“We are here, not because we are law-breakers; we are here in our efforts to become law-makers.” (Emmeline Pankhurst)
100 years ago, to the day, property-owning women over the age of 30, were granted the right to vote. Astonishingly, the fight for gender equality continues unabated. One of the most recent examples of this is the BBC pay gap scandal in which trailblazer Carrie Gracie resigned as the BBC's China editor over pay disparity. Roll back 40 years to the female Dagenham workers who walked out of their factory and we realise that not enough has changed.
Research shows that a more diverse and inclusive workforce helps businesses to improve brand reputation, boost staff productivity and meet the diverse needs of customers and suppliers. Furthermore, it leads to higher staff satisfaction, sounder decision-making, and improved employee retention. But, in spite of all this positive evidence, too may barriers remain.
Analysis, on Radio 4 last week, highlighted some Yale researchers who sent lab manager applications and CVs to science professors of both genders. The applications were identical, except that half supposedly came from a man and the other half from a woman. Extraordinarily, the professors, both male and female, said that the man’s application was better and that they were more likely to hire and mentor him. To add insult to injury, they offered him a substantially higher salary!

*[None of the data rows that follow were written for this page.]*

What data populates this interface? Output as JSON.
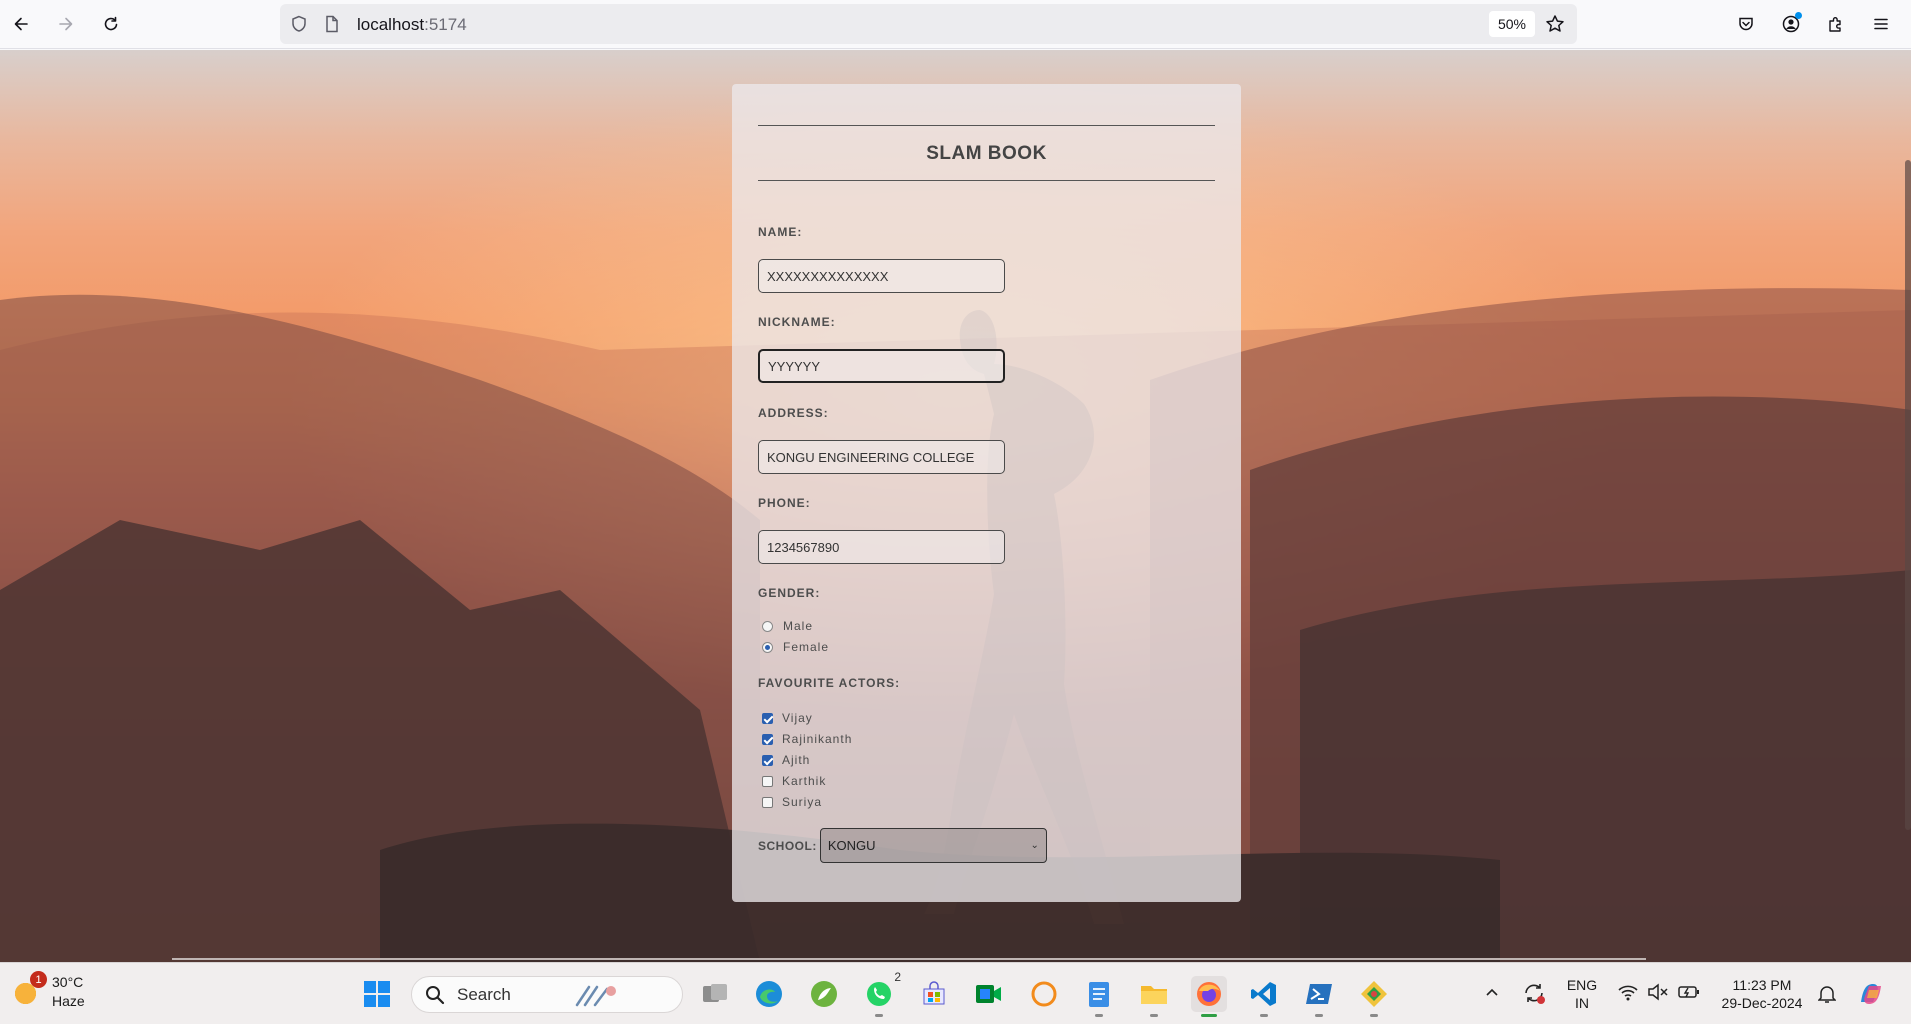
{
  "browser": {
    "url_host": "localhost",
    "url_port": ":5174",
    "zoom": "50%"
  },
  "form": {
    "title": "SLAM BOOK",
    "name_label": "NAME:",
    "name_value": "XXXXXXXXXXXXXX",
    "nickname_label": "NICKNAME:",
    "nickname_value": "YYYYYY",
    "address_label": "ADDRESS:",
    "address_value": "KONGU ENGINEERING COLLEGE",
    "phone_label": "PHONE:",
    "phone_value": "1234567890",
    "gender_label": "GENDER:",
    "gender_options": [
      {
        "label": "Male",
        "checked": false
      },
      {
        "label": "Female",
        "checked": true
      }
    ],
    "actors_label": "FAVOURITE ACTORS:",
    "actors": [
      {
        "label": "Vijay",
        "checked": true
      },
      {
        "label": "Rajinikanth",
        "checked": true
      },
      {
        "label": "Ajith",
        "checked": true
      },
      {
        "label": "Karthik",
        "checked": false
      },
      {
        "label": "Suriya",
        "checked": false
      }
    ],
    "school_label": "SCHOOL:",
    "school_value": "KONGU"
  },
  "taskbar": {
    "weather_temp": "30°C",
    "weather_desc": "Haze",
    "weather_badge": "1",
    "search_label": "Search",
    "whatsapp_badge": "2",
    "lang_line1": "ENG",
    "lang_line2": "IN",
    "time": "11:23 PM",
    "date": "29-Dec-2024"
  }
}
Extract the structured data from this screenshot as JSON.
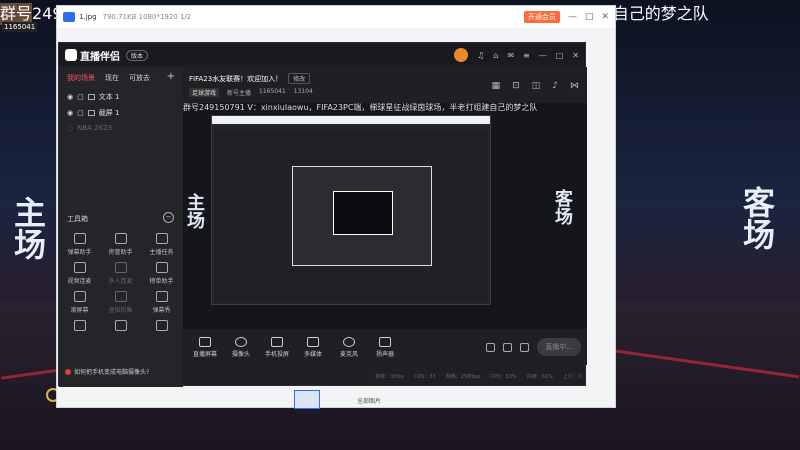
{
  "background": {
    "title": "群号249150791 V：xinxiulaowu，FIFA23PC端，梯球星征战绿茵球场，半老打组建自己的梦之队",
    "viewer_id": "1165041",
    "home_text": "主场",
    "away_text": "客场"
  },
  "viewer": {
    "filename": "1.jpg",
    "meta": "790.71KB  1080*1920  1/2",
    "open_button": "开通会员",
    "footer_label": "全部图片"
  },
  "app": {
    "logo": "直播伴侣",
    "version_badge": "版本",
    "scene_tabs": [
      "我的场景",
      "现在",
      "可放去"
    ],
    "sources": [
      {
        "label": "文本 1",
        "enabled": true
      },
      {
        "label": "截屏 1",
        "enabled": true
      },
      {
        "label": "NBA 2K23",
        "enabled": false
      }
    ],
    "tools_heading": "工具箱",
    "tools": [
      {
        "label": "弹幕助手",
        "dim": false
      },
      {
        "label": "房管助手",
        "dim": false
      },
      {
        "label": "主播任务",
        "dim": false
      },
      {
        "label": "视频连麦",
        "dim": false
      },
      {
        "label": "多人连麦",
        "dim": true
      },
      {
        "label": "榜单助手",
        "dim": false
      },
      {
        "label": "滚屏幕",
        "dim": false
      },
      {
        "label": "虚拟形象",
        "dim": true
      },
      {
        "label": "弹幕秀",
        "dim": false
      },
      {
        "label": "",
        "dim": false
      },
      {
        "label": "",
        "dim": false
      },
      {
        "label": "",
        "dim": false
      }
    ],
    "tip": "如何把手机变成电脑摄像头?",
    "room": {
      "title": "FIFA23水友联赛！欢迎加入！",
      "edit_label": "修改",
      "game_tag": "足球游戏",
      "subtitle": "新号主播",
      "room_id": "1165041",
      "followers": "13104"
    },
    "preview": {
      "title": "群号249150791 V：xinxiulaowu，FIFA23PC端，梯球星征战绿茵球场，半老打组建自己的梦之队",
      "home_text": "主场",
      "away_text": "客场"
    },
    "bottom_buttons": [
      "直播屏幕",
      "摄像头",
      "手机投屏",
      "多媒体",
      "麦克风",
      "扬声器"
    ],
    "live_button": "直播中...",
    "status": [
      "帧率：30fps",
      "CPU：33",
      "网络：25Mbps",
      "CPU：53%",
      "内存：61%",
      "上行：0"
    ]
  }
}
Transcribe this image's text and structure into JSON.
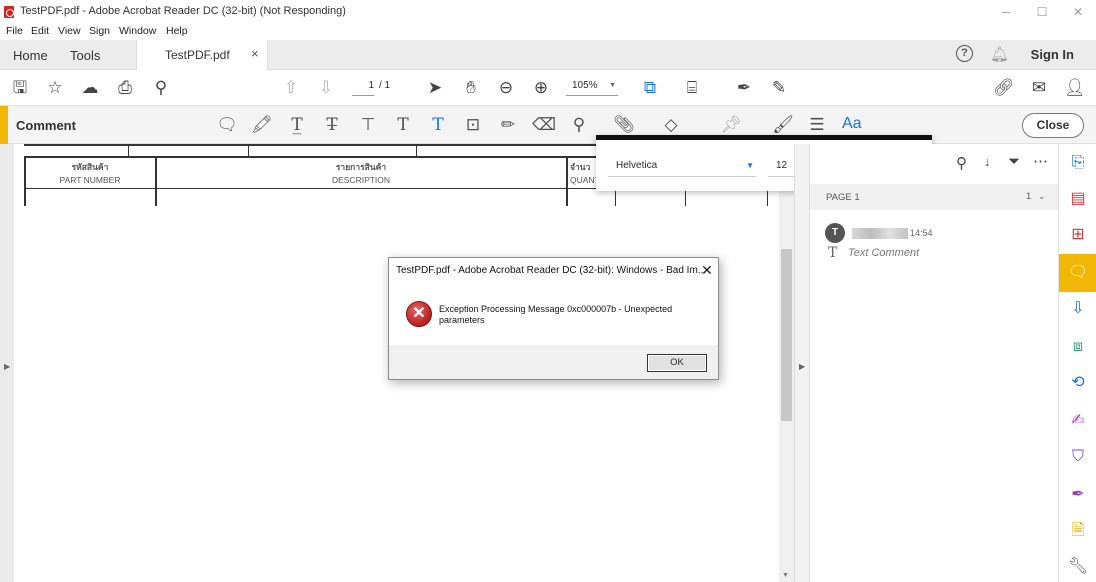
{
  "window": {
    "title": "TestPDF.pdf - Adobe Acrobat Reader DC (32-bit) (Not Responding)"
  },
  "menu": [
    "File",
    "Edit",
    "View",
    "Sign",
    "Window",
    "Help"
  ],
  "tabs": {
    "home": "Home",
    "tools": "Tools",
    "document": "TestPDF.pdf",
    "close_symbol": "×"
  },
  "header": {
    "sign_in": "Sign In"
  },
  "toolbar": {
    "page_current": "1",
    "page_total": "/ 1",
    "zoom": "105%"
  },
  "comment_bar": {
    "label": "Comment",
    "text_format": "Aa",
    "close": "Close"
  },
  "font_popover": {
    "font": "Helvetica",
    "size": "12",
    "color": "#000000"
  },
  "document": {
    "col1_thai": "รหัสสินค้า",
    "col1": "PART NUMBER",
    "col2_thai": "รายการสินค้า",
    "col2": "DESCRIPTION",
    "col3_thai": "จำนว",
    "col3": "QUANT"
  },
  "comments_panel": {
    "page_label": "PAGE 1",
    "page_count": "1",
    "comments": [
      {
        "avatar_letter": "T",
        "time": "14:54",
        "text": "Text Comment"
      }
    ]
  },
  "dialog": {
    "title": "TestPDF.pdf - Adobe Acrobat Reader DC (32-bit): Windows - Bad Im...",
    "message": "Exception Processing Message 0xc000007b - Unexpected parameters",
    "ok": "OK"
  }
}
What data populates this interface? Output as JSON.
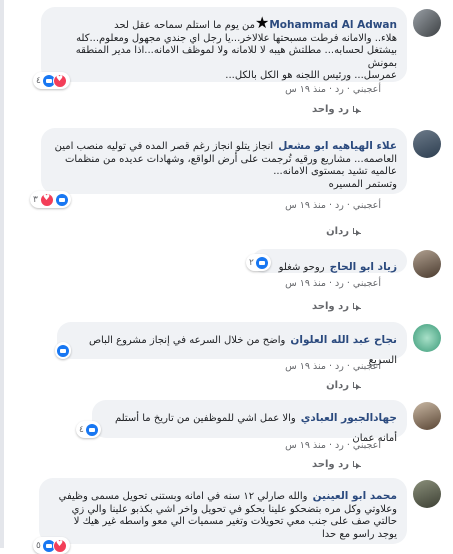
{
  "comments": [
    {
      "author": "Mohammad Al Adwan",
      "text_lines": [
        "من يوم ما استلم سماحه عقل لحد",
        "هلاء.. والامانه فرطت مسبحتها علالاخر...يا رجل اي جندي مجهول ومعلوم...كله",
        "بيشتغل لحسابه... مطلتش هيبه لا للامانه ولا لموظف الامانه...اذا مدير المنطقه بمونش",
        "عمرسل... ورئيس اللجنه هو الكل بالكل..."
      ],
      "reactions": "٤",
      "actions": "أعجبني · رد · منذ ١٩ س",
      "replies": "رد واحد"
    },
    {
      "author": "علاء الهياهيه ابو مشعل",
      "text_lines": [
        "انجاز يتلو انجاز رغم قصر المده في توليه منصب امين",
        "العاصمه... مشاريع ورقيه تُرجمت على أرض الواقع، وشهادات عديده من منظمات",
        "عالميه تشيد بمستوى الامانه...",
        "وتستمر المسيره"
      ],
      "reactions": "٣",
      "actions": "أعجبني · رد · منذ ١٩ س",
      "replies": "ردان"
    },
    {
      "author": "زياد ابو الحاج",
      "text_lines": [
        "روحو شغلو"
      ],
      "reactions": "٢",
      "actions": "أعجبني · رد · منذ ١٩ س",
      "replies": "رد واحد"
    },
    {
      "author": "نجاح عبد الله العلوان",
      "text_lines": [
        "واضح من خلال السرعه في إنجاز مشروع الباص السريع"
      ],
      "reactions": "",
      "actions": "أعجبني · رد · منذ ١٩ س",
      "replies": "ردان"
    },
    {
      "author": "جهادالجبور العبادي",
      "text_lines": [
        "والا عمل اشي للموظفين من تاريخ ما أستلم أمانه عمان"
      ],
      "reactions": "٤",
      "actions": "أعجبني · رد · منذ ١٩ س",
      "replies": "رد واحد"
    },
    {
      "author": "محمد ابو العينين",
      "text_lines": [
        "والله صارلي ١٢ سنه في امانه وبستنى تحويل مسمى وظيفي",
        "وعلاوتي وكل مره بتضحكو علينا بحكو في تحويل واخر اشي بكذبو علينا والي زي",
        "حالتي صف على جنب معي تحويلات وتغير مسميات الي معو واسطه غير هيك لا",
        "يوجد راسو مع حدا"
      ],
      "reactions": "٥",
      "actions": "",
      "replies": ""
    }
  ],
  "colors": {
    "author": "#2b4a7e",
    "bubble": "#f0f2f5",
    "like": "#1877f2",
    "love": "#f33e58",
    "meta": "#65676b"
  }
}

Women in the UK earn on average 18% less than their male counterparts. Is that because women choose to work in lower-paid sectors and to occupy less senior roles to ensure that they can fulfil their family care responsibilities? Or is it because our traditional stereotypes and outdated workplace cultures prefer to maintain the status quo?
It has, once again, fallen to the government to legislate to ensure that the gender gap is narrowed. Their campaign, Closing it together, requires all companies which employ 250 or more to calculate and publish their statistics on GOV.UK and on their website by April 2018. It is very likely that companies will be named and shamed if they continue to condone such unfair practice. So, what are you waiting for? Is there inequality in your business? If there is, then now is the perfect time to highlight it and do something about it…
It is perhaps a sign of how much Britain has changed in the past half century that the gender of Theresa May, only Britain’s second female prime minister, is rarely remarked upon. Today however, it will be discussed rather a lot. February 6, 2018, marks 100 years since women were given the vote in Britain, albeit in limited numbers (the full franchise had to wait until 1928). This is one of those set piece days that Westminster so loves. And May isn’t simply spending the day commemorating. She will take the opportunity to move the political debate beyond Brexit, for a few hours at least, and instead talk about bullying and intimidation in public life. May will speak later in Manchester, where she will praise the heroic efforts of the women who won the right to vote and to stand for election.